Directions for this task:
Your answer must be an exact copy of the records, minus any pictures.

(Data entries)
= Beginning of Section =

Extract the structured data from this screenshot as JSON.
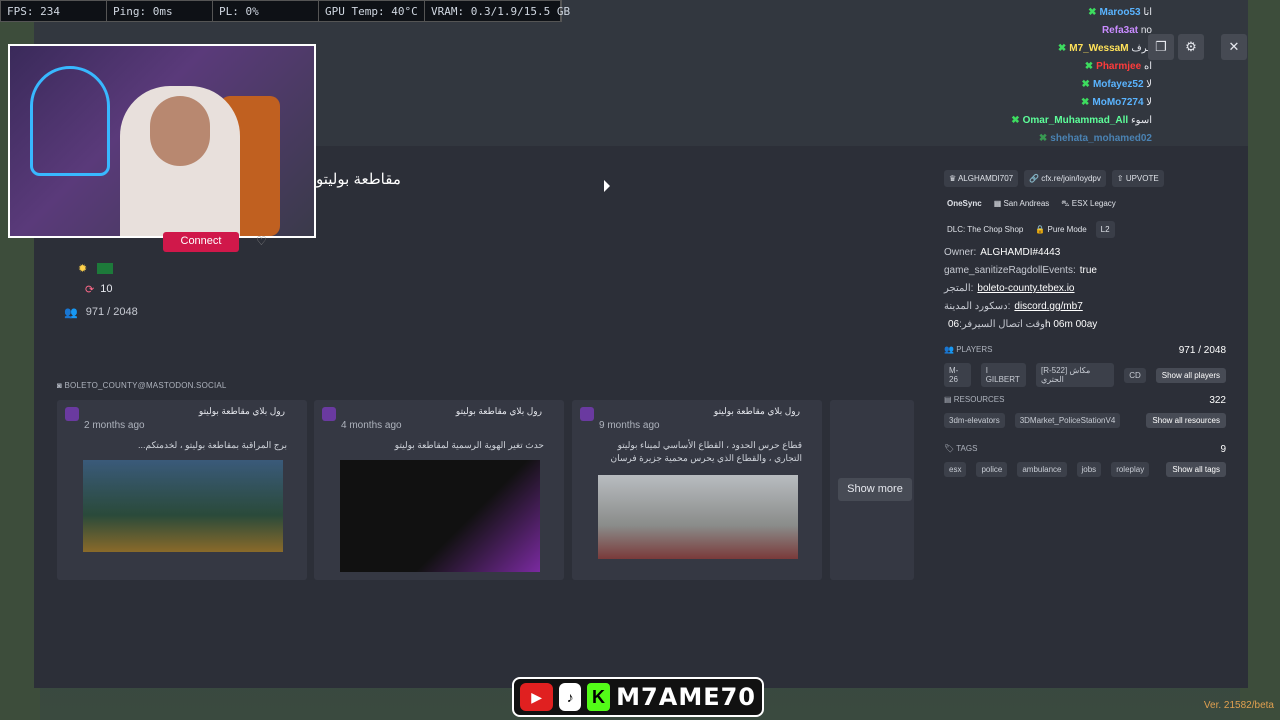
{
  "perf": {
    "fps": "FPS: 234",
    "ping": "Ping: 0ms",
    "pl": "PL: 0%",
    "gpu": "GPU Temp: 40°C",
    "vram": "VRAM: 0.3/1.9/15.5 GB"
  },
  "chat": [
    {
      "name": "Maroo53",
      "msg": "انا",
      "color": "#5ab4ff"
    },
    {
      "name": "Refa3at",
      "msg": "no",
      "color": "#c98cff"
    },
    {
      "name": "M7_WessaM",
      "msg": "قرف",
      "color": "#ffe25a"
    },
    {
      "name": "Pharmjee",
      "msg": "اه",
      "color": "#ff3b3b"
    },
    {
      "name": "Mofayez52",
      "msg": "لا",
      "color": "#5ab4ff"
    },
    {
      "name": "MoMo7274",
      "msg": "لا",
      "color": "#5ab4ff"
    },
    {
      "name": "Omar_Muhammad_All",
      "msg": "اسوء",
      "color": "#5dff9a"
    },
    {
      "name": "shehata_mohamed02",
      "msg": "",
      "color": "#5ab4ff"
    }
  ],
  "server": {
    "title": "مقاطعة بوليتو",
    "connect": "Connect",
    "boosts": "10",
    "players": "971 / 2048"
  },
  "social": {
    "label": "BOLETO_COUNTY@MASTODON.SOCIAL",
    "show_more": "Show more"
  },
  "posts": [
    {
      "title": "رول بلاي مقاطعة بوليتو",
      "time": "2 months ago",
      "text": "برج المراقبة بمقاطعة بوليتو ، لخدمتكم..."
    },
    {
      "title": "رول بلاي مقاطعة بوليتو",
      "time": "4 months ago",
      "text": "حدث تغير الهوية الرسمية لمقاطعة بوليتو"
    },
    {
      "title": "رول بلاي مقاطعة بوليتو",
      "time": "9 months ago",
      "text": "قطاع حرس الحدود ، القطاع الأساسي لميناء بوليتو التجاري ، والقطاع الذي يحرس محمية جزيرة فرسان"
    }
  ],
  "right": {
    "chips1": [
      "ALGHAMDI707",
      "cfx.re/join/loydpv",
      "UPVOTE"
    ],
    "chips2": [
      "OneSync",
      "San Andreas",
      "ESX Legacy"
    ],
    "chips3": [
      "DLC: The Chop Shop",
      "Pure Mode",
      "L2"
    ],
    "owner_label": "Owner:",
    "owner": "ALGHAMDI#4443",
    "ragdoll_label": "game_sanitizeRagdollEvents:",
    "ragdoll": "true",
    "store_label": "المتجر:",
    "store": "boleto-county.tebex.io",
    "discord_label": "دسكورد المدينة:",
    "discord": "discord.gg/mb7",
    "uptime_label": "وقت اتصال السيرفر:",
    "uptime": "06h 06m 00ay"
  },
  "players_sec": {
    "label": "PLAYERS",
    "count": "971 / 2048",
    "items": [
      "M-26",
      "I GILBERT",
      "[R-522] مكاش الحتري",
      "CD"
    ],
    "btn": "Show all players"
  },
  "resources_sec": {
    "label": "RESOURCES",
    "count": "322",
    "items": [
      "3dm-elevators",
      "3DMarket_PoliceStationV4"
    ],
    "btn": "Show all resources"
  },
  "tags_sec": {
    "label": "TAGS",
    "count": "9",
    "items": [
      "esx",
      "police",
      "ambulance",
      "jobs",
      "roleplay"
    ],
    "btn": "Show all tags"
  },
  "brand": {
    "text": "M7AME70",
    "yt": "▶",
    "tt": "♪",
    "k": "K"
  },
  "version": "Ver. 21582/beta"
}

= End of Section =

Completed task:
Extract the structured data from this screenshot as JSON.
{
  "perf": {
    "fps": "FPS: 234",
    "ping": "Ping: 0ms",
    "pl": "PL: 0%",
    "gpu": "GPU Temp: 40°C",
    "vram": "VRAM: 0.3/1.9/15.5 GB"
  },
  "chat": [
    {
      "name": "Maroo53",
      "msg": "انا",
      "color": "#5ab4ff"
    },
    {
      "name": "Refa3at",
      "msg": "no",
      "color": "#c98cff"
    },
    {
      "name": "M7_WessaM",
      "msg": "قرف",
      "color": "#ffe25a"
    },
    {
      "name": "Pharmjee",
      "msg": "اه",
      "color": "#ff3b3b"
    },
    {
      "name": "Mofayez52",
      "msg": "لا",
      "color": "#5ab4ff"
    },
    {
      "name": "MoMo7274",
      "msg": "لا",
      "color": "#5ab4ff"
    },
    {
      "name": "Omar_Muhammad_All",
      "msg": "اسوء",
      "color": "#5dff9a"
    },
    {
      "name": "shehata_mohamed02",
      "msg": "",
      "color": "#5ab4ff"
    }
  ],
  "server": {
    "title": "مقاطعة بوليتو",
    "connect": "Connect",
    "boosts": "10",
    "players": "971 / 2048"
  },
  "social": {
    "label": "BOLETO_COUNTY@MASTODON.SOCIAL",
    "show_more": "Show more"
  },
  "posts": [
    {
      "title": "رول بلاي مقاطعة بوليتو",
      "time": "2 months ago",
      "text": "برج المراقبة بمقاطعة بوليتو ، لخدمتكم..."
    },
    {
      "title": "رول بلاي مقاطعة بوليتو",
      "time": "4 months ago",
      "text": "حدث تغير الهوية الرسمية لمقاطعة بوليتو"
    },
    {
      "title": "رول بلاي مقاطعة بوليتو",
      "time": "9 months ago",
      "text": "قطاع حرس الحدود ، القطاع الأساسي لميناء بوليتو التجاري ، والقطاع الذي يحرس محمية جزيرة فرسان"
    }
  ],
  "right": {
    "chips1": [
      "ALGHAMDI707",
      "cfx.re/join/loydpv",
      "UPVOTE"
    ],
    "chips2": [
      "OneSync",
      "San Andreas",
      "ESX Legacy"
    ],
    "chips3": [
      "DLC: The Chop Shop",
      "Pure Mode",
      "L2"
    ],
    "owner_label": "Owner:",
    "owner": "ALGHAMDI#4443",
    "ragdoll_label": "game_sanitizeRagdollEvents:",
    "ragdoll": "true",
    "store_label": "المتجر:",
    "store": "boleto-county.tebex.io",
    "discord_label": "دسكورد المدينة:",
    "discord": "discord.gg/mb7",
    "uptime_label": "وقت اتصال السيرفر:",
    "uptime": "06h 06m 00ay"
  },
  "players_sec": {
    "label": "PLAYERS",
    "count": "971 / 2048",
    "items": [
      "M-26",
      "I GILBERT",
      "[R-522] مكاش الحتري",
      "CD"
    ],
    "btn": "Show all players"
  },
  "resources_sec": {
    "label": "RESOURCES",
    "count": "322",
    "items": [
      "3dm-elevators",
      "3DMarket_PoliceStationV4"
    ],
    "btn": "Show all resources"
  },
  "tags_sec": {
    "label": "TAGS",
    "count": "9",
    "items": [
      "esx",
      "police",
      "ambulance",
      "jobs",
      "roleplay"
    ],
    "btn": "Show all tags"
  },
  "brand": {
    "text": "M7AME70",
    "yt": "▶",
    "tt": "♪",
    "k": "K"
  },
  "version": "Ver. 21582/beta"
}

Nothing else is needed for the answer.